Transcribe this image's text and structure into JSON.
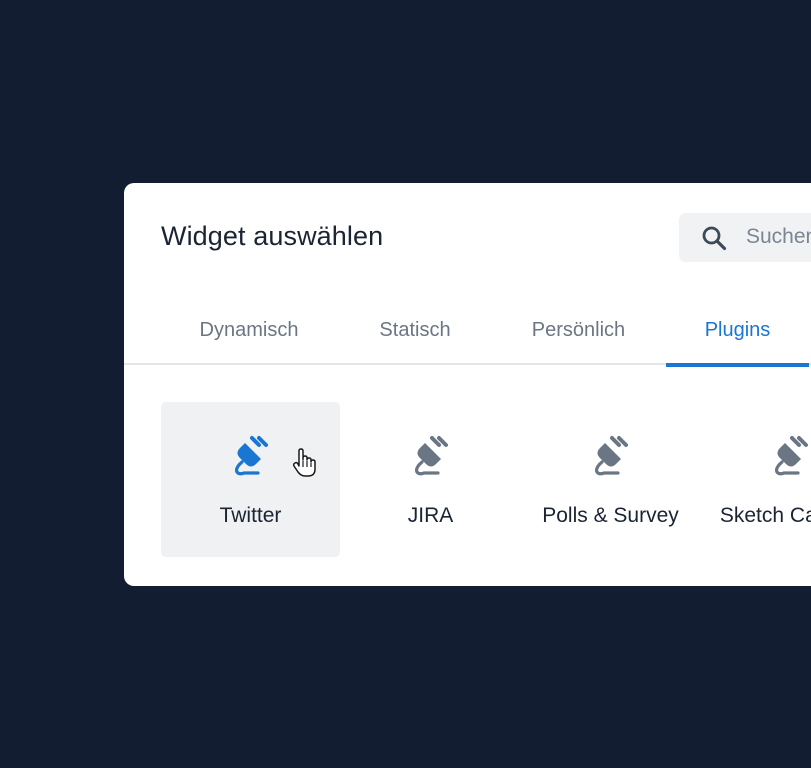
{
  "dialog": {
    "title": "Widget auswählen",
    "search": {
      "placeholder": "Suchen",
      "icon": "search-icon"
    },
    "tabs": [
      {
        "label": "Dynamisch",
        "active": false
      },
      {
        "label": "Statisch",
        "active": false
      },
      {
        "label": "Persönlich",
        "active": false
      },
      {
        "label": "Plugins",
        "active": true
      }
    ],
    "plugins": [
      {
        "label": "Twitter",
        "icon": "plug-icon",
        "hovered": true
      },
      {
        "label": "JIRA",
        "icon": "plug-icon",
        "hovered": false
      },
      {
        "label": "Polls & Survey",
        "icon": "plug-icon",
        "hovered": false
      },
      {
        "label": "Sketch Canvas",
        "icon": "plug-icon",
        "hovered": false
      }
    ]
  },
  "colors": {
    "background": "#121d31",
    "accent": "#1976d2",
    "icon_inactive": "#6a7684",
    "text": "#1a2433"
  }
}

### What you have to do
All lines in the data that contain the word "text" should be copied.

### Your response
Transcribe this image's text and structure into JSON.
    "text": "#1a2433"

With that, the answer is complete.